A few more joints to glue and trenches to dig and backfill, and the fall garden will have -- WATER!! Eventually we'll run it off of a pressure pump from a large rainwater tank, but this year I'll use house water just to get it going. Greywater will go to the fruit trees and the front garden. So exciting.


patricia said...

Hooray for water! Hand-watering gardens is a task I can't stand. Well, I actually enjoy it once I'm out there, but I hate the responsibility of *needing* to go out there. I'd rather harvest! And deadhead!

Speaking of which, I really ought to go water my container plants. Right now.

Jackie said...

A squash the resists powdery mildew! Gotta have it.

And water, glorious water. I'll be creating new beds very soon and putting in drip. It looks like you have a nice set up.

Dan said...

irrigation! That's pretty sweet! You will love the Purple Cherokee. They are always the best producer in my garden and best tasting too.

kitsapFG said...

The new beds and irrigation system look great! Good work.

If Dan will part with some Cherokee Purple seed, I plan to try some of them next year based on everyone's good recommendations.

Mr. H. said...

I have to agree with Dan, Purple Cherokee and Black krim are two of my favorite dark good.

What a fancy setup you are making for your raised beds, I love it!

Oh, and thanks to your information regarding fireblight in an earlier post I was able to diagnose two of our newest pear trees with it. One of them is off to pear heaven and the other cut back to nothing but still alive.

Have fun with the new garden area!

Stefaneener said...

Patricia, I'm with you. I enjoy it but I'm convinced it isn't really in the garden's best interest. I'd probably go out and enjoy anyhow without it, and hopefully catch problems early that way. Container plants are another issue altogether.

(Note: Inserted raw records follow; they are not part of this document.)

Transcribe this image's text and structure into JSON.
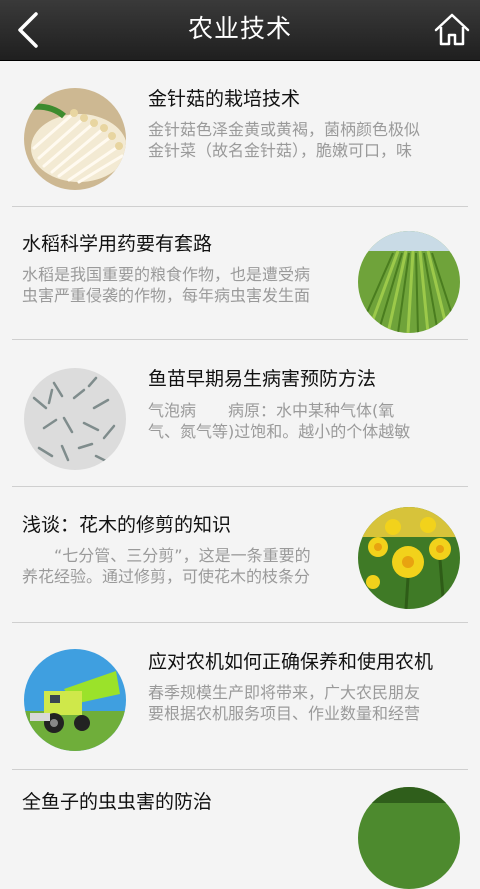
{
  "header": {
    "title": "农业技术"
  },
  "articles": [
    {
      "title": "金针菇的栽培技术",
      "desc1": "金针菇色泽金黄或黄褐，菌柄颜色极似",
      "desc2": "金针菜（故名金针菇），脆嫩可口，味",
      "image": "enoki-mushroom"
    },
    {
      "title": "水稻科学用药要有套路",
      "desc1": "水稻是我国重要的粮食作物，也是遭受病",
      "desc2": "虫害严重侵袭的作物，每年病虫害发生面",
      "image": "rice-field"
    },
    {
      "title": "鱼苗早期易生病害预防方法",
      "desc1": "气泡病　　病原：水中某种气体(氧",
      "desc2": "气、氮气等)过饱和。越小的个体越敏",
      "image": "fish-fry"
    },
    {
      "title": "浅谈：花木的修剪的知识",
      "desc1": "　　“七分管、三分剪”，这是一条重要的",
      "desc2": "养花经验。通过修剪，可使花木的枝条分",
      "image": "daffodils"
    },
    {
      "title": "应对农机如何正确保养和使用农机",
      "desc1": "春季规模生产即将带来，广大农民朋友",
      "desc2": "要根据农机服务项目、作业数量和经营",
      "image": "harvester"
    },
    {
      "title": "全鱼子的虫虫害的防治",
      "desc1": "",
      "desc2": "",
      "image": "plant"
    }
  ]
}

We've made it a practice to dump "extra" kitchen water on the porch catnip, to the delight of neighborhood felines, but that's it.

Jackie, I bought them as plants from the local Plowshares nursery. They must be available from seed. They were not, however, near any of the plants besieged with PM this year, so no promises. I'm looking forward to our fancy new system.

Dan, thanks. I haven't actually tasted any of the Cherokee Purple yet. . . just looked at 'em. If they're good I think I still have lots of seed. In only three short months it will be tomato-starting time here!

KitsapFG, thanks. It's easy to dig ditches in sand.

Mr. H., I'm so sorry you had fireblight and so glad you caught it. It's nasty stuff. I need to get out and trim again. Sigh.

Michelle said...

Drip is really the only way to go here. I love my inline drip emitters, except for the fact that I can only get them mailorder. I buy 500' at a time.

Powdery mildew appears out of NOWHERE in my garden. So if you have a squash that hasn't been infected by it by this time of year than that baby is resistant in a big way.

How wonderful to have all those beds. I forsee quite a variety of veggies in your future!

BTW, the caper berries on my pink flowering capers are starting to ripen, would you like to try some of those seeds?

One more thing, Cherokee Purple has done quite well for me in the past, very productive and tasty, but my all time favorites for flavor are still Aunt Ruby's German Green and Paul Robeson. Just starting to ripen! Hmm, maybe I'll have to try the Cherokees again next year.

Stefaneener said...

Michelle, I know. I have a fantasy of figuring out some perfect, professional irrigation set up -- there's a local woman who has one to die for -- but my brain can only work as far as soak hoses. I think that we can install a general timer at least, and manually control each bed (that's why we put the ball valves at each one).

I hope this plus some soil work, and I'm still working a lot, helps yields. I'm having to think carefully about what I want to do and rotations.

I'd love some pink caper seeds -- thanks!! I'll email you my address.